So much for a total information clampdown. Details of the proposed labor settlement between NFL owners and players have emerged out of today's owners meeting in Chicago. The details, according to early reports, look different from the proposal floated by owners in the hours before the lockout.
Gone from that initial offer is the hard cap, aka the fixed salary cap that left players' share of NFL revenues the same, regardless of how much league revenues grow. That's what will be commonly referred to as "true ups" in the slang. Under the proposal players will receive 48 percent of total league revenues. Under the old CBA they received 60 percent, but that was after owners took $1 billion off the top for expenses like stadiums, etc. The NFLPA estimated that players really received about 53 percent of total league revenues under the old deal. So owners are getting an increased, majority share of the revenue pie under this deal.
(Read more about why the players were so dead set against a fixed cap - it took lots of money out of their pockets - in this post following DeMaurice Smith's conference call with SBNation writers).
So why would players be willing to take a reduced cut of the loot? A stipulation in the agreement establishes a salary floor for teams, requiring each franchise to spend a minimum of 90-93 percent of the total salary cap.
A new source of revenue will also be established via a 16-game Thursday night television package. That will start in 2012. That Thursday night package won't necessarily be on the NFL Network either. Instead, the league will sell it to the highest bidder on the open market. That prime time package could be worth another billion dollars. Details on that are sketchy and changing as we speak.
Another detail emerging: 4-, 5- and 6-year players will be eligible for unrestricted free agency.
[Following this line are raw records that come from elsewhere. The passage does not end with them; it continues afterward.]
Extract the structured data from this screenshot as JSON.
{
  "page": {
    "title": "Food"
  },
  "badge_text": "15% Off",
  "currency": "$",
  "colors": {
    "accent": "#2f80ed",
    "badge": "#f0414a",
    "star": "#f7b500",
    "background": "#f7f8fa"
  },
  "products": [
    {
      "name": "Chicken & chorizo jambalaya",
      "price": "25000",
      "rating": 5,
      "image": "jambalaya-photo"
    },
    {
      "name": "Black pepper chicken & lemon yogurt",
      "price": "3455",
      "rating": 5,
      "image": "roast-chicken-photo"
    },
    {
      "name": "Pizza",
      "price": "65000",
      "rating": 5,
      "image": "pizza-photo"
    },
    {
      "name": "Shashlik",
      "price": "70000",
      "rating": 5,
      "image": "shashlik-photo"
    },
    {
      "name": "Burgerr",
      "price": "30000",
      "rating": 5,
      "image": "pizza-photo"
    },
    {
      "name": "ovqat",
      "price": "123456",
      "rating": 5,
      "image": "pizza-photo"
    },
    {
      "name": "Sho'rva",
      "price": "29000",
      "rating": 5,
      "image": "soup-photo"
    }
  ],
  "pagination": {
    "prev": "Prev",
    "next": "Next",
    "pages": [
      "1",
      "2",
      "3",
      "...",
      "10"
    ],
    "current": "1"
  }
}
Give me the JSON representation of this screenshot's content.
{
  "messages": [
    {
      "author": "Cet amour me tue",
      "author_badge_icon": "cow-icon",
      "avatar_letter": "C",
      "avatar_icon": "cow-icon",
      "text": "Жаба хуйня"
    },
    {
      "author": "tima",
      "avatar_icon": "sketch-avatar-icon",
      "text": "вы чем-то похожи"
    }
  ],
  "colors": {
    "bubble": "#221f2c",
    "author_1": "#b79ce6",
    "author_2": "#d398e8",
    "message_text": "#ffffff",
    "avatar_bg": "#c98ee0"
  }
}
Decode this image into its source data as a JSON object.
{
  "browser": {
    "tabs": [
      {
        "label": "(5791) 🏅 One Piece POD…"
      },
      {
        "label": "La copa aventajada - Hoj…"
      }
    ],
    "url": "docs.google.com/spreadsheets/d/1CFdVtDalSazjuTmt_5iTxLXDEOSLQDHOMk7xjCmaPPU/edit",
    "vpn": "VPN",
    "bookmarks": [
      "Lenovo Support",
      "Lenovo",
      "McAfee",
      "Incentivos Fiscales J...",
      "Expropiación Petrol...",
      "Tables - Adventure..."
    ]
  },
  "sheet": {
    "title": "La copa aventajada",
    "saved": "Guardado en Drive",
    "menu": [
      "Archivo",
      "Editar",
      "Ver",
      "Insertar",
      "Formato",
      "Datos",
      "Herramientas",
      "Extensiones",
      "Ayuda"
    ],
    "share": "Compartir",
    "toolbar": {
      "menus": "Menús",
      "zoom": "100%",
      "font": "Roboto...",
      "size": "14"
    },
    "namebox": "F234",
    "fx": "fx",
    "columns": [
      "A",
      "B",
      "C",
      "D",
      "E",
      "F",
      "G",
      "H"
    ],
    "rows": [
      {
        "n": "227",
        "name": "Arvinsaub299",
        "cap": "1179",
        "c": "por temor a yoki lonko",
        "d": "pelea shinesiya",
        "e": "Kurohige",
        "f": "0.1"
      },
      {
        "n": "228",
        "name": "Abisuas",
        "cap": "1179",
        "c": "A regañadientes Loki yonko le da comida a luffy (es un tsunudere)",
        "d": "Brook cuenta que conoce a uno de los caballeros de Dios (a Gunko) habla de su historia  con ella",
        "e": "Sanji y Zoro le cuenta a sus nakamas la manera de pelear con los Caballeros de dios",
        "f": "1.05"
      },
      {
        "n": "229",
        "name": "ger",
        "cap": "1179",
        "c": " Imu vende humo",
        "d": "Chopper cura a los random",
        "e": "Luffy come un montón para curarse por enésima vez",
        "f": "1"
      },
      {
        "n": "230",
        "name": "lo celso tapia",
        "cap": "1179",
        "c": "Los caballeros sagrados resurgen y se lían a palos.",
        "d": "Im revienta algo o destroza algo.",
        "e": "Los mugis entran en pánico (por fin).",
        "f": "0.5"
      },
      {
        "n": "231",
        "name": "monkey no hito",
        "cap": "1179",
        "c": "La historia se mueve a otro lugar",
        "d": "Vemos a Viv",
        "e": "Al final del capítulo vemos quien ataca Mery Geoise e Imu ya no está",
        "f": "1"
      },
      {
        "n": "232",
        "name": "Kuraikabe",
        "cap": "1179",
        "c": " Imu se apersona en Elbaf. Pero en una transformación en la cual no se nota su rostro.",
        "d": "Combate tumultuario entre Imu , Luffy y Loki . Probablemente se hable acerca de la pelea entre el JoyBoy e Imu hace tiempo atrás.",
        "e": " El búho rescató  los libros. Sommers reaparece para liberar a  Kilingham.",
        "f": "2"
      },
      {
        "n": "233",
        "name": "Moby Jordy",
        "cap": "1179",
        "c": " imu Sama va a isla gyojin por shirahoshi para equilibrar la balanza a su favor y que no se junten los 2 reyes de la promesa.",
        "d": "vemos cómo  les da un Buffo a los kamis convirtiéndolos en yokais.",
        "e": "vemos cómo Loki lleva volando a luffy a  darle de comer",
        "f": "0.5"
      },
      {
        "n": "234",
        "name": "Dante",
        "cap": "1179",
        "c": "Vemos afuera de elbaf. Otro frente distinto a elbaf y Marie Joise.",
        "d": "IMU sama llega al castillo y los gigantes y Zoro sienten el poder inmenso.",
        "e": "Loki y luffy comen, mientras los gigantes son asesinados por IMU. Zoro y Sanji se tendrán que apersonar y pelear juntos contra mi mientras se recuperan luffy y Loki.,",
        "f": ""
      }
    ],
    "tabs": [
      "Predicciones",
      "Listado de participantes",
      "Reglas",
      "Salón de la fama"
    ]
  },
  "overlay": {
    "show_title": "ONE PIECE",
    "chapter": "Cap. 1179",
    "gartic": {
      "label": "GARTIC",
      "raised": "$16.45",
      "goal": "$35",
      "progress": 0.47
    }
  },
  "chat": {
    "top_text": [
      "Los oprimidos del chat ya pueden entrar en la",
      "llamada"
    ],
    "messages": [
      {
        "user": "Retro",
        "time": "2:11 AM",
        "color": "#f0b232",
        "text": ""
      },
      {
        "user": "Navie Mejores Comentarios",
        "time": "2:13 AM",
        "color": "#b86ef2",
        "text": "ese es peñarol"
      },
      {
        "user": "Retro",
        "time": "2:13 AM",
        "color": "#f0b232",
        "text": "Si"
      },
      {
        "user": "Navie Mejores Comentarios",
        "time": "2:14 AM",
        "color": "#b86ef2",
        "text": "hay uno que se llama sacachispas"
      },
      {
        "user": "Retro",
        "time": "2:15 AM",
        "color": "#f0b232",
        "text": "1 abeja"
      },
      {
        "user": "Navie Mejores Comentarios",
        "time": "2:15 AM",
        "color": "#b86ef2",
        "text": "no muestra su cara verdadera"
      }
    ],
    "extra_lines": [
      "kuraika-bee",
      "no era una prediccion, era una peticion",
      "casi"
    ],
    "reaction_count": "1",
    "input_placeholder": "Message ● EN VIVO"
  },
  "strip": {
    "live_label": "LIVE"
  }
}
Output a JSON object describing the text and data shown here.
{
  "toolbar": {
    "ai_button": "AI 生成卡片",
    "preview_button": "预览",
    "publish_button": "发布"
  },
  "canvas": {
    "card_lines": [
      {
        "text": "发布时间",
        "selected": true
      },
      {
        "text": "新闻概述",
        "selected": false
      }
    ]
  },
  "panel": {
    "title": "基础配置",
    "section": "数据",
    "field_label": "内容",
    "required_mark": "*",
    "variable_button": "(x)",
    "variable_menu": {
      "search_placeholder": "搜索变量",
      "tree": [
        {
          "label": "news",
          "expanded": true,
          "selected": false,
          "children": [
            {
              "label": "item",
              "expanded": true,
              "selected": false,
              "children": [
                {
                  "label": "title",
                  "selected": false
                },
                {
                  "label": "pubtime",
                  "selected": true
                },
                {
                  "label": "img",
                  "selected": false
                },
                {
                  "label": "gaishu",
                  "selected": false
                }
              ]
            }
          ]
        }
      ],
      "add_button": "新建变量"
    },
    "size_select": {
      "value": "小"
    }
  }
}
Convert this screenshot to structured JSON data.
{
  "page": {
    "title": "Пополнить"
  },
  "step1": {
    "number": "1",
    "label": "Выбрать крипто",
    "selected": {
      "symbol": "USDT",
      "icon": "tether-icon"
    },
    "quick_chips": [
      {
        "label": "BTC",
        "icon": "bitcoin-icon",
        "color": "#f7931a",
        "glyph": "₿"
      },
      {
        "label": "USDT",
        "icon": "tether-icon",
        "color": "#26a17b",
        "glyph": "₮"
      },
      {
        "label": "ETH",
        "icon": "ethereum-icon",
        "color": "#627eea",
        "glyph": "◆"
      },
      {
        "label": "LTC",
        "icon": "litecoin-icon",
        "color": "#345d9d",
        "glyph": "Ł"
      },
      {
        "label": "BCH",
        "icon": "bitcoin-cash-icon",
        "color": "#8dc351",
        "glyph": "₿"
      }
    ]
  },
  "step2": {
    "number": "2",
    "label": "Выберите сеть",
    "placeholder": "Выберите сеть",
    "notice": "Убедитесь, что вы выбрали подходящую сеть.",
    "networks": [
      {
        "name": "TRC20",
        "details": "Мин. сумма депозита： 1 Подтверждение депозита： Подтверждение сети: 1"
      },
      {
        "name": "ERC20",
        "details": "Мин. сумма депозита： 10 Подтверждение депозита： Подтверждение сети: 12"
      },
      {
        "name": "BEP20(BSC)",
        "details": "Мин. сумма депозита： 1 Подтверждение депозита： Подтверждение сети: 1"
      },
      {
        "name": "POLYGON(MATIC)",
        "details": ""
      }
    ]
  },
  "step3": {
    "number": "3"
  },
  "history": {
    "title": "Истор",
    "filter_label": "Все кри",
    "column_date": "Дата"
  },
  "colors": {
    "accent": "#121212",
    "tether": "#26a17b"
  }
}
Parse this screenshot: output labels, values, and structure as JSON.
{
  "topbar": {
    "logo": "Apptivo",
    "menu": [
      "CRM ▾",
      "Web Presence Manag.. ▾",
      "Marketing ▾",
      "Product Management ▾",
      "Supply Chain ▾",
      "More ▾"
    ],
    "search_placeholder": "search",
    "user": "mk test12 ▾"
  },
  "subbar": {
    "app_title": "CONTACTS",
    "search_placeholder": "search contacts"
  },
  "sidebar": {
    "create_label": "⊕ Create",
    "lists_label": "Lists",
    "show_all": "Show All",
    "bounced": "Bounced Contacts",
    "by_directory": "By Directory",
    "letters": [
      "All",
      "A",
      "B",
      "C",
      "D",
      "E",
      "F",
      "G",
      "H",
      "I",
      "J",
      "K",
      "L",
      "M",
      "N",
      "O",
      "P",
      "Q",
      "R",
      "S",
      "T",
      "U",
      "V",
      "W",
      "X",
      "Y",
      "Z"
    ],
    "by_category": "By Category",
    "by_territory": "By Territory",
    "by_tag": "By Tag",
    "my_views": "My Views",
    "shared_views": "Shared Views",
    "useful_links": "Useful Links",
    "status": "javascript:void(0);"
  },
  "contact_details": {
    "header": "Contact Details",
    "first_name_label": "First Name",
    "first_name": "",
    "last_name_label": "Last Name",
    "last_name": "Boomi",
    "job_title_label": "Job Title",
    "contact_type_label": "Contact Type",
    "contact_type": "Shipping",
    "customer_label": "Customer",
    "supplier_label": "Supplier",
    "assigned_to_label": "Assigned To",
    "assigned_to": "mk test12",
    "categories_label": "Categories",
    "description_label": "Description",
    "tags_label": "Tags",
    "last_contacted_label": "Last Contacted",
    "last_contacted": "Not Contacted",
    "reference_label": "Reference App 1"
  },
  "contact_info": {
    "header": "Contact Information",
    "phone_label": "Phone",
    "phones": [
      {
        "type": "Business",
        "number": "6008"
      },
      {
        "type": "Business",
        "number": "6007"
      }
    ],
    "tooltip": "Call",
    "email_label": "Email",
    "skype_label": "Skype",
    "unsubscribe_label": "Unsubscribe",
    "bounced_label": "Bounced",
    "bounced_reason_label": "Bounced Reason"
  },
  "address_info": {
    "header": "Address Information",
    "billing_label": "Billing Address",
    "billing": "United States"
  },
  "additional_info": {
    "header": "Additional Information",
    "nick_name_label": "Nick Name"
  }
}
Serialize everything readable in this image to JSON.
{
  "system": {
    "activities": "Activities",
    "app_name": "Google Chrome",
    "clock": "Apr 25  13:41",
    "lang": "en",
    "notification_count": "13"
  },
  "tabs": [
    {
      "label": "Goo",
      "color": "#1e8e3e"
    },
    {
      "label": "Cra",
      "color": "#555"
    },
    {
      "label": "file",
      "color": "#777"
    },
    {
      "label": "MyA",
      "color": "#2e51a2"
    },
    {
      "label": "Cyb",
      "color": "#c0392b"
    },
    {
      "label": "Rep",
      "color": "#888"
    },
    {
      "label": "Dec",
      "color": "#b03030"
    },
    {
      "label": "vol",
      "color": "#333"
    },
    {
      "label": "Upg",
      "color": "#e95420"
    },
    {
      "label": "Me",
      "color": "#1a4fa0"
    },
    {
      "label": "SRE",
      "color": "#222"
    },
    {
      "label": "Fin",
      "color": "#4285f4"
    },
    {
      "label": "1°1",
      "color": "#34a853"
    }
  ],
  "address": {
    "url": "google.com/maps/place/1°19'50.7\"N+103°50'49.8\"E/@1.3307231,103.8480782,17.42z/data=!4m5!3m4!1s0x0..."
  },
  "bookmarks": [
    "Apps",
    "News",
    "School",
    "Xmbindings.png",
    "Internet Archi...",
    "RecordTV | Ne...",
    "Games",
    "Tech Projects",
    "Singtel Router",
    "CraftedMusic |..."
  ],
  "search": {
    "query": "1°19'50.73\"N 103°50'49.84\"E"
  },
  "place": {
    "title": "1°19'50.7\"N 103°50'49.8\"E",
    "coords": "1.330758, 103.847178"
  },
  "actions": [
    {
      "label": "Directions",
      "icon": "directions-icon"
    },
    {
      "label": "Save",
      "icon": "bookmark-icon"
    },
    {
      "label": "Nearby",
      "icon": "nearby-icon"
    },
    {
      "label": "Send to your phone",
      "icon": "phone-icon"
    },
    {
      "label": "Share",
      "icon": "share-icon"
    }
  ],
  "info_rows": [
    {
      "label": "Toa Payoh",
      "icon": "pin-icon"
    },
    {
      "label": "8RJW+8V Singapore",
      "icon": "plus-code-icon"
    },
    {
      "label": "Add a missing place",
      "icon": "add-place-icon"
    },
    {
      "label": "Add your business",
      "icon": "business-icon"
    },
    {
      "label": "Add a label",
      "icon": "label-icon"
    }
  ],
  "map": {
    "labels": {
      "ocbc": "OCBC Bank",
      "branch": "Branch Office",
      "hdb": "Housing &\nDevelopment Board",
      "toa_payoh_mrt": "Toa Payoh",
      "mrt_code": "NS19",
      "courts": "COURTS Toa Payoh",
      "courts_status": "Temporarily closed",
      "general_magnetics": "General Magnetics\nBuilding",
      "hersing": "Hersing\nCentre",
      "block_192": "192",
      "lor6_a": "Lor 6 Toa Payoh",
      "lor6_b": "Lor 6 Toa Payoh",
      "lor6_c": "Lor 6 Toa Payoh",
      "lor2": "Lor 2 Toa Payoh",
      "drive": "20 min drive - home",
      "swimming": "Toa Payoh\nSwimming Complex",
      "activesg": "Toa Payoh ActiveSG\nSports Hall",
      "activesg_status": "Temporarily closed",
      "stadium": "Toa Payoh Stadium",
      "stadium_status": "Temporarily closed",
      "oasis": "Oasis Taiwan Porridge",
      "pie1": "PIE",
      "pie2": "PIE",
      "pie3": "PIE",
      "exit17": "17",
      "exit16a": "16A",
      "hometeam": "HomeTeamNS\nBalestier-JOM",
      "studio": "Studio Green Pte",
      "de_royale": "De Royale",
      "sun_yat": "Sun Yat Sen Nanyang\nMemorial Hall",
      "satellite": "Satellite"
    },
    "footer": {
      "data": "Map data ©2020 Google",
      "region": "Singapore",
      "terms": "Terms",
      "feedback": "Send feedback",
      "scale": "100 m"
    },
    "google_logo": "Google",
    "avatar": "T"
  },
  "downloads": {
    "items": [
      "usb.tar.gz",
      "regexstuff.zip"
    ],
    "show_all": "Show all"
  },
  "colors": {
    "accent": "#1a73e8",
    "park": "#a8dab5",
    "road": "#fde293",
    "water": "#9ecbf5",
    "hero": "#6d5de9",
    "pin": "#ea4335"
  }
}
Just when that orgy of cash begins depends on how quickly a deal is reached.